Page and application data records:
┏━━
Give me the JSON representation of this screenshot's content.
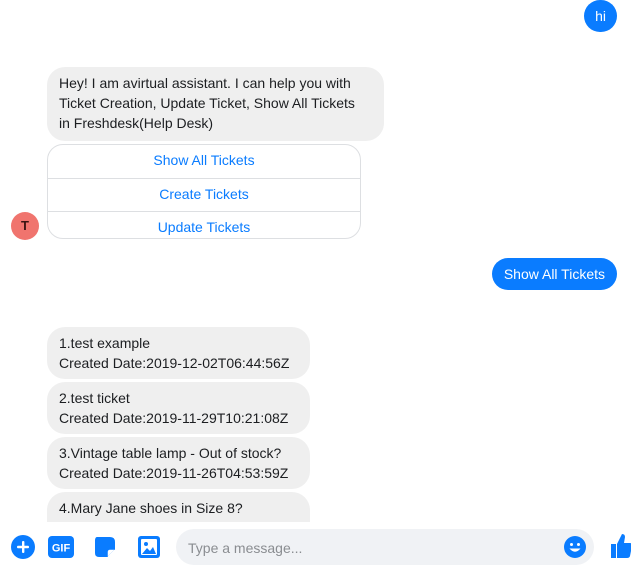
{
  "accent_color": "#0a7cff",
  "messages": {
    "user_hi": "hi",
    "bot_intro": {
      "line1": "Hey! I am avirtual assistant. I can help you with",
      "line2": "Ticket Creation, Update Ticket, Show All Tickets",
      "line3": "in Freshdesk(Help Desk)"
    },
    "quick_replies": [
      "Show All Tickets",
      "Create Tickets",
      "Update Tickets"
    ],
    "user_choice": "Show All Tickets",
    "tickets": [
      {
        "title": "1.test example",
        "created": "Created Date:2019-12-02T06:44:56Z"
      },
      {
        "title": "2.test ticket",
        "created": "Created Date:2019-11-29T10:21:08Z"
      },
      {
        "title": "3.Vintage table lamp - Out of stock?",
        "created": "Created Date:2019-11-26T04:53:59Z"
      },
      {
        "title": "4.Mary Jane shoes in Size 8?",
        "created": ""
      }
    ]
  },
  "avatar": {
    "initial": "T",
    "color": "#f0746e"
  },
  "composer": {
    "placeholder": "Type a message...",
    "gif_label": "GIF",
    "icons": [
      "plus-icon",
      "gif-icon",
      "sticker-icon",
      "image-icon",
      "emoji-icon",
      "thumbs-up-icon"
    ]
  }
}
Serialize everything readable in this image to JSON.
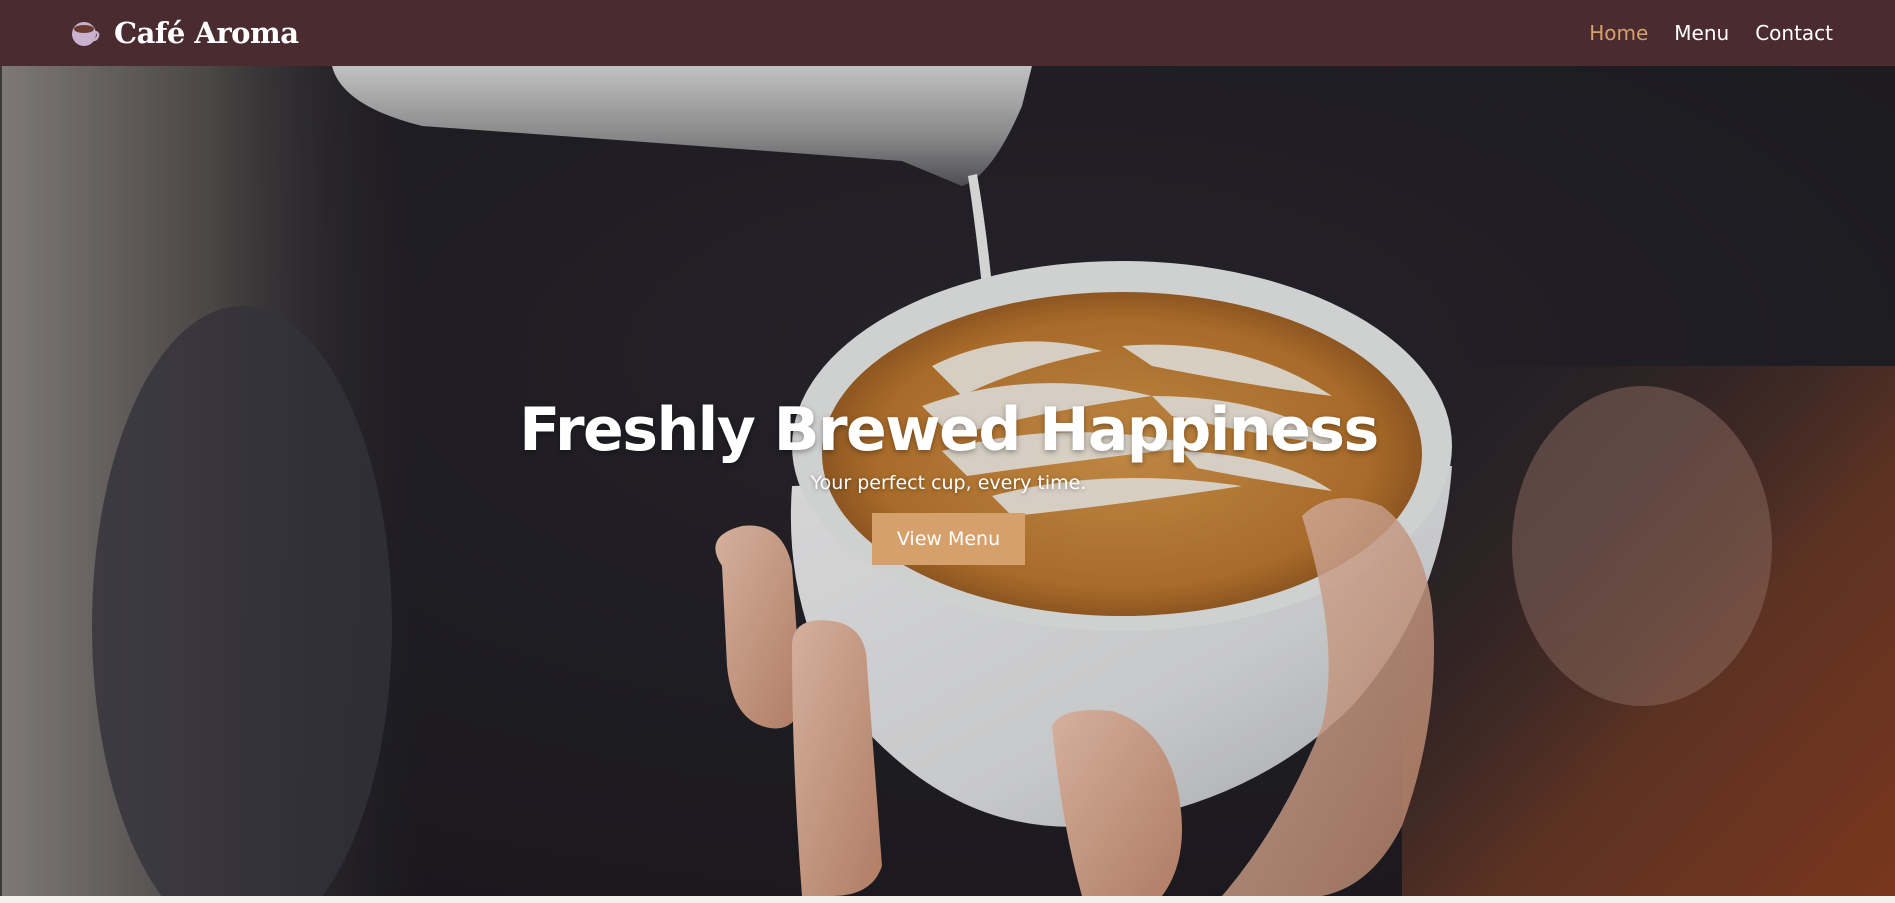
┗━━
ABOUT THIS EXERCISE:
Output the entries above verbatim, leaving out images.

RESULT:
Give me the JSON representation of this screenshot's content.
{
  "accent_color": "#0a7cff",
  "messages": {
    "user_hi": "hi",
    "bot_intro": {
      "line1": "Hey! I am avirtual assistant. I can help you with",
      "line2": "Ticket Creation, Update Ticket, Show All Tickets",
      "line3": "in Freshdesk(Help Desk)"
    },
    "quick_replies": [
      "Show All Tickets",
      "Create Tickets",
      "Update Tickets"
    ],
    "user_choice": "Show All Tickets",
    "tickets": [
      {
        "title": "1.test example",
        "created": "Created Date:2019-12-02T06:44:56Z"
      },
      {
        "title": "2.test ticket",
        "created": "Created Date:2019-11-29T10:21:08Z"
      },
      {
        "title": "3.Vintage table lamp - Out of stock?",
        "created": "Created Date:2019-11-26T04:53:59Z"
      },
      {
        "title": "4.Mary Jane shoes in Size 8?",
        "created": ""
      }
    ]
  },
  "avatar": {
    "initial": "T",
    "color": "#f0746e"
  },
  "composer": {
    "placeholder": "Type a message...",
    "gif_label": "GIF",
    "icons": [
      "plus-icon",
      "gif-icon",
      "sticker-icon",
      "image-icon",
      "emoji-icon",
      "thumbs-up-icon"
    ]
  }
}
Serialize everything readable in this image to JSON.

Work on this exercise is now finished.